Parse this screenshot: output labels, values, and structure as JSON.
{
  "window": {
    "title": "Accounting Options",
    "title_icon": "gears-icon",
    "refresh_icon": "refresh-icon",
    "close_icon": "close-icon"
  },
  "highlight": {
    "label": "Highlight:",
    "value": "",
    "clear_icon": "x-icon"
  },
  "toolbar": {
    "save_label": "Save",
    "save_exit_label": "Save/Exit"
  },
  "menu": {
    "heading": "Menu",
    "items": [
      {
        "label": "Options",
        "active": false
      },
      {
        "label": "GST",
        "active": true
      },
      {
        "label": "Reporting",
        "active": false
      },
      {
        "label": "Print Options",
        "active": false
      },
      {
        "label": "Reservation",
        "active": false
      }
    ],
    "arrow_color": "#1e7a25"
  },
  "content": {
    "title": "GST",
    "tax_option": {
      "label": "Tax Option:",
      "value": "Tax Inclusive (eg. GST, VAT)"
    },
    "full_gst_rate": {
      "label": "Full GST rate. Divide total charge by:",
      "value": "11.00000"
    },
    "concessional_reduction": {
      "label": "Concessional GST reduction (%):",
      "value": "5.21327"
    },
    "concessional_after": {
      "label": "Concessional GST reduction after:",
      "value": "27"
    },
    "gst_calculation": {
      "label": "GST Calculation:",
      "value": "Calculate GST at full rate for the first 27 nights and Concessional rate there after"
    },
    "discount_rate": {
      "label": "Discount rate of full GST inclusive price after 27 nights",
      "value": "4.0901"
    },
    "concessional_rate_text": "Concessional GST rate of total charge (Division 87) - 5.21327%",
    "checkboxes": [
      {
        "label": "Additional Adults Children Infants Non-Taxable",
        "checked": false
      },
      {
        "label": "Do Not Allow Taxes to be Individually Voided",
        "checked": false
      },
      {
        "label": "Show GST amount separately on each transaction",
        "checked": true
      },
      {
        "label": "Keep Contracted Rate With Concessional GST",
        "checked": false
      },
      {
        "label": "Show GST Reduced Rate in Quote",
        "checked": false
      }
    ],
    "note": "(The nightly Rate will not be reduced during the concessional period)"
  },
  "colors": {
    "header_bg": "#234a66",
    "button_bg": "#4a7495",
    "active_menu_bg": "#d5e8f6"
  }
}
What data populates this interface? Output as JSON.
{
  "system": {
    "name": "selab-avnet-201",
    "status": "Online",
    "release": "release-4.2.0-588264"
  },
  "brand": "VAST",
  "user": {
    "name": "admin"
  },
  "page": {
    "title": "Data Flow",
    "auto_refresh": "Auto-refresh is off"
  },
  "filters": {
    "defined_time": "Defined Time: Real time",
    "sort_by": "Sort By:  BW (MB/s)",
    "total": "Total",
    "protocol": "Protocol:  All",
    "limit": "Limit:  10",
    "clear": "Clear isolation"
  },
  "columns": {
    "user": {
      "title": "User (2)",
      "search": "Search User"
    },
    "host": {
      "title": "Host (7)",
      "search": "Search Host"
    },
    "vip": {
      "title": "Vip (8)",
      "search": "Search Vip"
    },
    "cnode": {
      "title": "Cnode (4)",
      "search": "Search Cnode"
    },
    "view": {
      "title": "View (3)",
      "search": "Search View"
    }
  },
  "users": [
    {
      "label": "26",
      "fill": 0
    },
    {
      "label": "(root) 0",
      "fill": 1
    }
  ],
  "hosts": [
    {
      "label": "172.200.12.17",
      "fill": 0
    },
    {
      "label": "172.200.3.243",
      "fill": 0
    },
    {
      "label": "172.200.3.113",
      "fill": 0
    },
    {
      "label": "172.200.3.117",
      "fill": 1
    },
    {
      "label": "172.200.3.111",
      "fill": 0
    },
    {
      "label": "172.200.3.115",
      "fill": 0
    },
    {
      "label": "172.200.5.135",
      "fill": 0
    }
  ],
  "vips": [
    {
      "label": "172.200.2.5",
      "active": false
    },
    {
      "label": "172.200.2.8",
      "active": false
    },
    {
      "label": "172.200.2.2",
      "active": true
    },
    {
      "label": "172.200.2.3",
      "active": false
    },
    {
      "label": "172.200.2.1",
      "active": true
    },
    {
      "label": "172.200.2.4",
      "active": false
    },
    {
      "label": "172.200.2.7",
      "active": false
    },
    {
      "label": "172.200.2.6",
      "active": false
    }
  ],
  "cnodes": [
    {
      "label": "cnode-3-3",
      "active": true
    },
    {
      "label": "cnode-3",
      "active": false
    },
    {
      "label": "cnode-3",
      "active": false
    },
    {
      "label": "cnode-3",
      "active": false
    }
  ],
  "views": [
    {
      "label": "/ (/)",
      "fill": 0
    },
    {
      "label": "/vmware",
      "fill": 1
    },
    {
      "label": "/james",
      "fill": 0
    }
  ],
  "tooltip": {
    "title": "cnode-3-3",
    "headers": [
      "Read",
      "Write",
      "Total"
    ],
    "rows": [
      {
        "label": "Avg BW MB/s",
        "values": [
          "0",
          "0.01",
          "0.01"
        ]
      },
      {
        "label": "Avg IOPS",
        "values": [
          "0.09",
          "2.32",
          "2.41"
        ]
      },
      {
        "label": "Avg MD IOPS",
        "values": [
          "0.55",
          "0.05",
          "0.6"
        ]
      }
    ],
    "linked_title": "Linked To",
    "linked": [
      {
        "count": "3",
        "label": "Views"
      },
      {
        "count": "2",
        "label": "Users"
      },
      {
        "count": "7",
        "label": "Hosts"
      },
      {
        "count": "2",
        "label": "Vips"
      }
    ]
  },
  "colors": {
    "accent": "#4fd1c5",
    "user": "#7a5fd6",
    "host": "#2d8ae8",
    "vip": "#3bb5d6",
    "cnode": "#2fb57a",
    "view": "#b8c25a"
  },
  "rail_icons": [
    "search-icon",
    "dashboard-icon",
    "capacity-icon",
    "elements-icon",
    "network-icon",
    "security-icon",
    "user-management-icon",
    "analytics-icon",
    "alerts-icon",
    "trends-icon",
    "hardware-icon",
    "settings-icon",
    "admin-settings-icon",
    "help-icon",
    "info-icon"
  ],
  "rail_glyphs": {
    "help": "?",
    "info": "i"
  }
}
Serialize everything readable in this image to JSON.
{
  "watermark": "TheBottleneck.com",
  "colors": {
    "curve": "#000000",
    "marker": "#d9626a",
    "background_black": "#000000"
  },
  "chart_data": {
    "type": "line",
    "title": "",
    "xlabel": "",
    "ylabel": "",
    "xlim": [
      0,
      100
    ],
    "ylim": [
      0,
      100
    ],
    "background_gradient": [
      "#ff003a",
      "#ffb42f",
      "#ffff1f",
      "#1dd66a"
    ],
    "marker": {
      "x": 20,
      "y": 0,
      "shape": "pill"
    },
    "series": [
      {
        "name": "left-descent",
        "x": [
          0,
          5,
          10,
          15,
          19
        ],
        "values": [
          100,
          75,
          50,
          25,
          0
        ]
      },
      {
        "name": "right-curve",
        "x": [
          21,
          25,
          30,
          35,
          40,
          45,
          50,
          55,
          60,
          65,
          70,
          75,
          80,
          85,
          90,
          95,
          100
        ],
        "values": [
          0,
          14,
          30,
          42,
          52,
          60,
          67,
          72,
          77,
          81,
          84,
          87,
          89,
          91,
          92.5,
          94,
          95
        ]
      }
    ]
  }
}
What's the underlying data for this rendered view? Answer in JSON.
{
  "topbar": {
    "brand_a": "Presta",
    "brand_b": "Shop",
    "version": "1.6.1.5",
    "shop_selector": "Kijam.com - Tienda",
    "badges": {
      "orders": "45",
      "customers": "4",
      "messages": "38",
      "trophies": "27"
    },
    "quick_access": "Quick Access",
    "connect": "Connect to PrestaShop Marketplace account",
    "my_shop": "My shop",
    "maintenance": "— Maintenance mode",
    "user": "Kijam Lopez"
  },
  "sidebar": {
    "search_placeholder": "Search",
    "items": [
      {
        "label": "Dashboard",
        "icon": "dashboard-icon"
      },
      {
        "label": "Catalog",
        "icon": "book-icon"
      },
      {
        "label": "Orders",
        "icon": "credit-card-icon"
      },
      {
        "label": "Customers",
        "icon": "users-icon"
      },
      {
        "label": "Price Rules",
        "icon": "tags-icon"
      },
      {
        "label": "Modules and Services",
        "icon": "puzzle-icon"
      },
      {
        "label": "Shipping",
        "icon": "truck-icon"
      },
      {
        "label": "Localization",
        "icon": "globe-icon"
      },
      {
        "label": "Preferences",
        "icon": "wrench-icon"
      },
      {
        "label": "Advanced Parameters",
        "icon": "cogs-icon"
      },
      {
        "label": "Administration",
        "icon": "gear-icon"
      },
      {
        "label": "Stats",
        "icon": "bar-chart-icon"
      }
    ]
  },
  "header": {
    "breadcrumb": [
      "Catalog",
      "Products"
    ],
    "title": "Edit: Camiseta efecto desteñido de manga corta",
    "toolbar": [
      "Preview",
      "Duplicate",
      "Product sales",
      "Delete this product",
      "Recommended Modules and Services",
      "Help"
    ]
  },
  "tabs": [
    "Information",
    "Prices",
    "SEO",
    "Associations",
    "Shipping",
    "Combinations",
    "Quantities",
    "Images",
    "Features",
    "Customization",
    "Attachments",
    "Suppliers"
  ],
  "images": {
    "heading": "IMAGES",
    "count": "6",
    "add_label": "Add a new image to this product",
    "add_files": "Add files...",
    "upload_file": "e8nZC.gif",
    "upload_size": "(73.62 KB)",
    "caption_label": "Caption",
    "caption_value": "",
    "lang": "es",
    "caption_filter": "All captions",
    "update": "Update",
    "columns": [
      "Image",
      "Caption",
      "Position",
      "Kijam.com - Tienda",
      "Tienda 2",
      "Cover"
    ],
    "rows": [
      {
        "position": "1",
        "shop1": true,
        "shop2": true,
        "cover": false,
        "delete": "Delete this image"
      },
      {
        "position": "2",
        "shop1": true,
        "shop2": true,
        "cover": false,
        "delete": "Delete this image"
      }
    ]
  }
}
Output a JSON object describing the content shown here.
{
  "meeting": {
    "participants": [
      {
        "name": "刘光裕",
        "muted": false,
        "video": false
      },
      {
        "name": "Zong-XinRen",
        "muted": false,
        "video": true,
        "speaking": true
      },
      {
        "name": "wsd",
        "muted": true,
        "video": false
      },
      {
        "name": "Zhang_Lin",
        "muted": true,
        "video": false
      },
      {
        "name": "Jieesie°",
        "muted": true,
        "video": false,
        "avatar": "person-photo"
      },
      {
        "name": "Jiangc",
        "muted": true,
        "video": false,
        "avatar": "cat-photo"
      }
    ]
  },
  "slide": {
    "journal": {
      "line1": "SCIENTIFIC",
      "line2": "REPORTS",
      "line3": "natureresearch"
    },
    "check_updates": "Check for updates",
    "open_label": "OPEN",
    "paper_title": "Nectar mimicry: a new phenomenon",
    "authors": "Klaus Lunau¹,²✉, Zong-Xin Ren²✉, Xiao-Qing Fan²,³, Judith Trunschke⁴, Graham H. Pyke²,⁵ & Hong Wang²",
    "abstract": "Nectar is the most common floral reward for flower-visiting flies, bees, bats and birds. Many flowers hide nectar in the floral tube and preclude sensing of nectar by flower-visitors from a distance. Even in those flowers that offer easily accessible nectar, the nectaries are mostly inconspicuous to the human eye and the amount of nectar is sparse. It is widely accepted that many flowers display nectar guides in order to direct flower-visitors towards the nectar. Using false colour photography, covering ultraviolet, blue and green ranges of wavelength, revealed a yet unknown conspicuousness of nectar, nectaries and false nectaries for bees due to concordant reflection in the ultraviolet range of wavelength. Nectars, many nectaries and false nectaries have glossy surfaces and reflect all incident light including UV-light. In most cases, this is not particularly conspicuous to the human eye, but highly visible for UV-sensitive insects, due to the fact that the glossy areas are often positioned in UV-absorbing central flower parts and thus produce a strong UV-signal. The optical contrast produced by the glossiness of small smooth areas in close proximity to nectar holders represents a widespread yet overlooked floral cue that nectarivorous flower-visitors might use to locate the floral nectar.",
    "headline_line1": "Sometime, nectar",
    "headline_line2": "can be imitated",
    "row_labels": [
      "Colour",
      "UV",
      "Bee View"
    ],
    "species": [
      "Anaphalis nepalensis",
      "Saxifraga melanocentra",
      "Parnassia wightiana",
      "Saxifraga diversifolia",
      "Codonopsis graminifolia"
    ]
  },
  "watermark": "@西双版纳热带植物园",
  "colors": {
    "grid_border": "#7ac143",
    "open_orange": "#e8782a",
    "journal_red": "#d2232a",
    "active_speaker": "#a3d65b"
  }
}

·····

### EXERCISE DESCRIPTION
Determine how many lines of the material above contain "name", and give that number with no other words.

### ANSWER
10